Shipping Costs Affected By The ELD Switch

Depending on which electronic logging devices a small carrier chooses to implement, they could end up paying up to $600 per truck, not including service and installation charges. Since more than 25 percent of carriers had not switched over to electronic logging devices as of the start of December 2017, the option to gradually implement ELDs throughout a given fleet was no longer available. Carriers now had to purchase and install electronic logging devices in one fell swoop, which ate into cash reserves and fourth quarter revenue. In order to offset the expense of purchasing many ELDs all at once, and still having to pay employees and keep the lights on, many smaller carriers had to raise their shipping costs. The risk of increasing shipping costs is the potential for regular business to discontinue their relationships and look elsewhere.

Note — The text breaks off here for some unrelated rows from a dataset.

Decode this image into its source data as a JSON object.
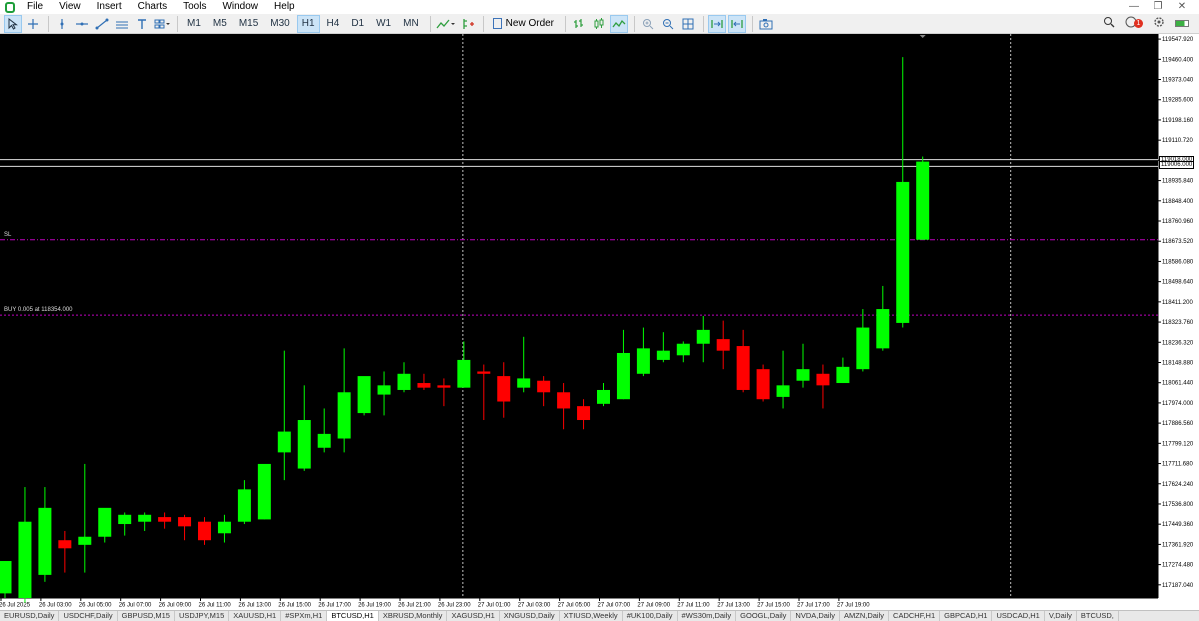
{
  "menu": [
    "File",
    "View",
    "Insert",
    "Charts",
    "Tools",
    "Window",
    "Help"
  ],
  "window_controls": [
    "—",
    "❐",
    "✕"
  ],
  "toolbar": {
    "timeframes": [
      "M1",
      "M5",
      "M15",
      "M30",
      "H1",
      "H4",
      "D1",
      "W1",
      "MN"
    ],
    "active_timeframe": "H1",
    "new_order": "New Order",
    "alert_count": "1"
  },
  "chart": {
    "sl_label": "SL",
    "position_label": "BUY 0.005 at 118354.000",
    "bid_tag": "119018.000",
    "ask_tag": "119006.000"
  },
  "tabs": [
    {
      "label": "EURUSD,Daily",
      "active": false
    },
    {
      "label": "USDCHF,Daily",
      "active": false
    },
    {
      "label": "GBPUSD,M15",
      "active": false
    },
    {
      "label": "USDJPY,M15",
      "active": false
    },
    {
      "label": "XAUUSD,H1",
      "active": false
    },
    {
      "label": "#SPXm,H1",
      "active": false
    },
    {
      "label": "BTCUSD,H1",
      "active": true
    },
    {
      "label": "XBRUSD,Monthly",
      "active": false
    },
    {
      "label": "XAGUSD,H1",
      "active": false
    },
    {
      "label": "XNGUSD,Daily",
      "active": false
    },
    {
      "label": "XTIUSD,Weekly",
      "active": false
    },
    {
      "label": "#UK100,Daily",
      "active": false
    },
    {
      "label": "#WS30m,Daily",
      "active": false
    },
    {
      "label": "GOOGL,Daily",
      "active": false
    },
    {
      "label": "NVDA,Daily",
      "active": false
    },
    {
      "label": "AMZN,Daily",
      "active": false
    },
    {
      "label": "CADCHF,H1",
      "active": false
    },
    {
      "label": "GBPCAD,H1",
      "active": false
    },
    {
      "label": "USDCAD,H1",
      "active": false
    },
    {
      "label": "V,Daily",
      "active": false
    },
    {
      "label": "BTCUSD,",
      "active": false
    }
  ],
  "chart_data": {
    "type": "candlestick",
    "symbol": "BTCUSD",
    "timeframe": "H1",
    "colors": {
      "background": "#000000",
      "bull": "#00ff00",
      "bear": "#ff0000",
      "axis_text": "#000000",
      "grid_marker": "#c0c0c0",
      "sl_line": "#c000c0",
      "position_line": "#c000c0"
    },
    "ylim": [
      117130,
      119570
    ],
    "y_ticks": [
      "119547.920",
      "119460.400",
      "119373.040",
      "119285.600",
      "119198.160",
      "119110.720",
      "119023.280",
      "118935.840",
      "118848.400",
      "118760.960",
      "118673.520",
      "118586.080",
      "118498.640",
      "118411.200",
      "118323.760",
      "118236.320",
      "118148.880",
      "118061.440",
      "117974.000",
      "117886.560",
      "117799.120",
      "117711.680",
      "117624.240",
      "117536.800",
      "117449.360",
      "117361.920",
      "117274.480",
      "117187.040"
    ],
    "x_ticks": [
      "26 Jul 2025",
      "26 Jul 03:00",
      "26 Jul 05:00",
      "26 Jul 07:00",
      "26 Jul 09:00",
      "26 Jul 11:00",
      "26 Jul 13:00",
      "26 Jul 15:00",
      "26 Jul 17:00",
      "26 Jul 19:00",
      "26 Jul 21:00",
      "26 Jul 23:00",
      "27 Jul 01:00",
      "27 Jul 03:00",
      "27 Jul 05:00",
      "27 Jul 07:00",
      "27 Jul 09:00",
      "27 Jul 11:00",
      "27 Jul 13:00",
      "27 Jul 15:00",
      "27 Jul 17:00",
      "27 Jul 19:00"
    ],
    "bid": 119018.0,
    "ask": 119006.0,
    "sl": 118680.0,
    "position_price": 118354.0,
    "session_separators": [
      "26 Jul 23:00",
      "27 Jul 23:00"
    ],
    "candles": [
      {
        "o": 117150,
        "h": 117270,
        "l": 117130,
        "c": 117290
      },
      {
        "o": 117130,
        "h": 117610,
        "l": 117110,
        "c": 117460
      },
      {
        "o": 117230,
        "h": 117610,
        "l": 117200,
        "c": 117520
      },
      {
        "o": 117380,
        "h": 117420,
        "l": 117240,
        "c": 117345
      },
      {
        "o": 117360,
        "h": 117710,
        "l": 117240,
        "c": 117395
      },
      {
        "o": 117395,
        "h": 117470,
        "l": 117370,
        "c": 117520
      },
      {
        "o": 117450,
        "h": 117500,
        "l": 117400,
        "c": 117490
      },
      {
        "o": 117460,
        "h": 117500,
        "l": 117420,
        "c": 117490
      },
      {
        "o": 117480,
        "h": 117500,
        "l": 117430,
        "c": 117460
      },
      {
        "o": 117480,
        "h": 117490,
        "l": 117380,
        "c": 117440
      },
      {
        "o": 117460,
        "h": 117480,
        "l": 117360,
        "c": 117380
      },
      {
        "o": 117410,
        "h": 117490,
        "l": 117370,
        "c": 117460
      },
      {
        "o": 117460,
        "h": 117640,
        "l": 117450,
        "c": 117600
      },
      {
        "o": 117470,
        "h": 117660,
        "l": 117470,
        "c": 117710
      },
      {
        "o": 117760,
        "h": 118200,
        "l": 117640,
        "c": 117850
      },
      {
        "o": 117690,
        "h": 118050,
        "l": 117680,
        "c": 117900
      },
      {
        "o": 117780,
        "h": 117950,
        "l": 117760,
        "c": 117840
      },
      {
        "o": 117820,
        "h": 118210,
        "l": 117760,
        "c": 118020
      },
      {
        "o": 117930,
        "h": 118080,
        "l": 117920,
        "c": 118090
      },
      {
        "o": 118010,
        "h": 118110,
        "l": 117920,
        "c": 118050
      },
      {
        "o": 118030,
        "h": 118150,
        "l": 118020,
        "c": 118100
      },
      {
        "o": 118060,
        "h": 118100,
        "l": 118030,
        "c": 118040
      },
      {
        "o": 118050,
        "h": 118080,
        "l": 117960,
        "c": 118040
      },
      {
        "o": 118040,
        "h": 118240,
        "l": 118040,
        "c": 118160
      },
      {
        "o": 118110,
        "h": 118140,
        "l": 117900,
        "c": 118100
      },
      {
        "o": 118090,
        "h": 118150,
        "l": 117910,
        "c": 117980
      },
      {
        "o": 118040,
        "h": 118260,
        "l": 118020,
        "c": 118080
      },
      {
        "o": 118070,
        "h": 118090,
        "l": 117960,
        "c": 118020
      },
      {
        "o": 118020,
        "h": 118060,
        "l": 117860,
        "c": 117950
      },
      {
        "o": 117960,
        "h": 117990,
        "l": 117860,
        "c": 117900
      },
      {
        "o": 117970,
        "h": 118060,
        "l": 117960,
        "c": 118030
      },
      {
        "o": 117990,
        "h": 118290,
        "l": 117990,
        "c": 118190
      },
      {
        "o": 118100,
        "h": 118300,
        "l": 118090,
        "c": 118210
      },
      {
        "o": 118160,
        "h": 118280,
        "l": 118150,
        "c": 118200
      },
      {
        "o": 118180,
        "h": 118240,
        "l": 118150,
        "c": 118230
      },
      {
        "o": 118230,
        "h": 118350,
        "l": 118150,
        "c": 118290
      },
      {
        "o": 118250,
        "h": 118330,
        "l": 118120,
        "c": 118200
      },
      {
        "o": 118220,
        "h": 118290,
        "l": 118020,
        "c": 118030
      },
      {
        "o": 118120,
        "h": 118140,
        "l": 117980,
        "c": 117990
      },
      {
        "o": 118000,
        "h": 118200,
        "l": 117950,
        "c": 118050
      },
      {
        "o": 118070,
        "h": 118230,
        "l": 118040,
        "c": 118120
      },
      {
        "o": 118100,
        "h": 118140,
        "l": 117950,
        "c": 118050
      },
      {
        "o": 118060,
        "h": 118170,
        "l": 118060,
        "c": 118130
      },
      {
        "o": 118120,
        "h": 118380,
        "l": 118110,
        "c": 118300
      },
      {
        "o": 118210,
        "h": 118480,
        "l": 118200,
        "c": 118380
      },
      {
        "o": 118320,
        "h": 119470,
        "l": 118300,
        "c": 118930
      },
      {
        "o": 118680,
        "h": 119040,
        "l": 118680,
        "c": 119018
      }
    ]
  }
}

Shipping Costs And Agriculture

Electronic logging devices and other legislation are posing another conundrum to local and smaller carriers. Since ELD mean drivers can only operate for 11 hours out of a 14 hour work day, moving goods can sometimes take longer than they used to. However, a good portion of the shipments across the United States are comprised of grain, produce, meat, and other perishable food products. New legislation states that shipping containers must be thoroughly cleaned before and after food shipments, to reduce chances of contamination. In Essence, the waiting times combined with the limited hours on the road mean longer delivery times across the board. Taken with the already existing shortage of drivers, the situation could mean even fewer drivers are available for shipments, and the increased expenses throughout the industry will most likely result in higher shipping costs, and ultimately rising prices at the grocery store.

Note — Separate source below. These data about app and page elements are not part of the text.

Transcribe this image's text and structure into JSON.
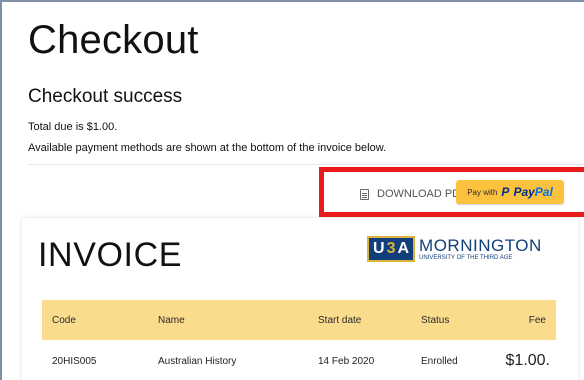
{
  "page": {
    "title": "Checkout",
    "subtitle": "Checkout success",
    "total_line": "Total due is $1.00.",
    "payment_line": "Available payment methods are shown at the bottom of the invoice below."
  },
  "actions": {
    "download_label": "DOWNLOAD PDF",
    "paypal_prefix": "Pay with",
    "paypal_icon": "P",
    "paypal_brand_1": "Pay",
    "paypal_brand_2": "Pal"
  },
  "invoice": {
    "title": "INVOICE",
    "logo_u": "U",
    "logo_3": "3",
    "logo_a": "A",
    "logo_main": "MORNINGTON",
    "logo_sub": "UNIVERSITY OF THE THIRD AGE",
    "columns": [
      "Code",
      "Name",
      "Start date",
      "Status",
      "Fee"
    ],
    "rows": [
      {
        "code": "20HIS005",
        "name": "Australian History",
        "start_date": "14 Feb 2020",
        "status": "Enrolled",
        "fee": "$1.00."
      }
    ]
  },
  "colors": {
    "paypal_yellow": "#fcc23e",
    "paypal_blue_dark": "#003087",
    "paypal_blue_light": "#0070e0",
    "table_header": "#fbdc8d",
    "highlight_red": "#ea1b1b",
    "u3a_blue": "#123f7c",
    "u3a_gold": "#d7b53c"
  },
  "icons": {
    "download": "document-icon",
    "paypal": "paypal-logo-icon"
  }
}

These are still the early days of mandatory ELDs. As 2018 progresses, we will see if the trucking industry finds a way to prevent shipping costs from rising, or if we need to take a harder look at federal legislation.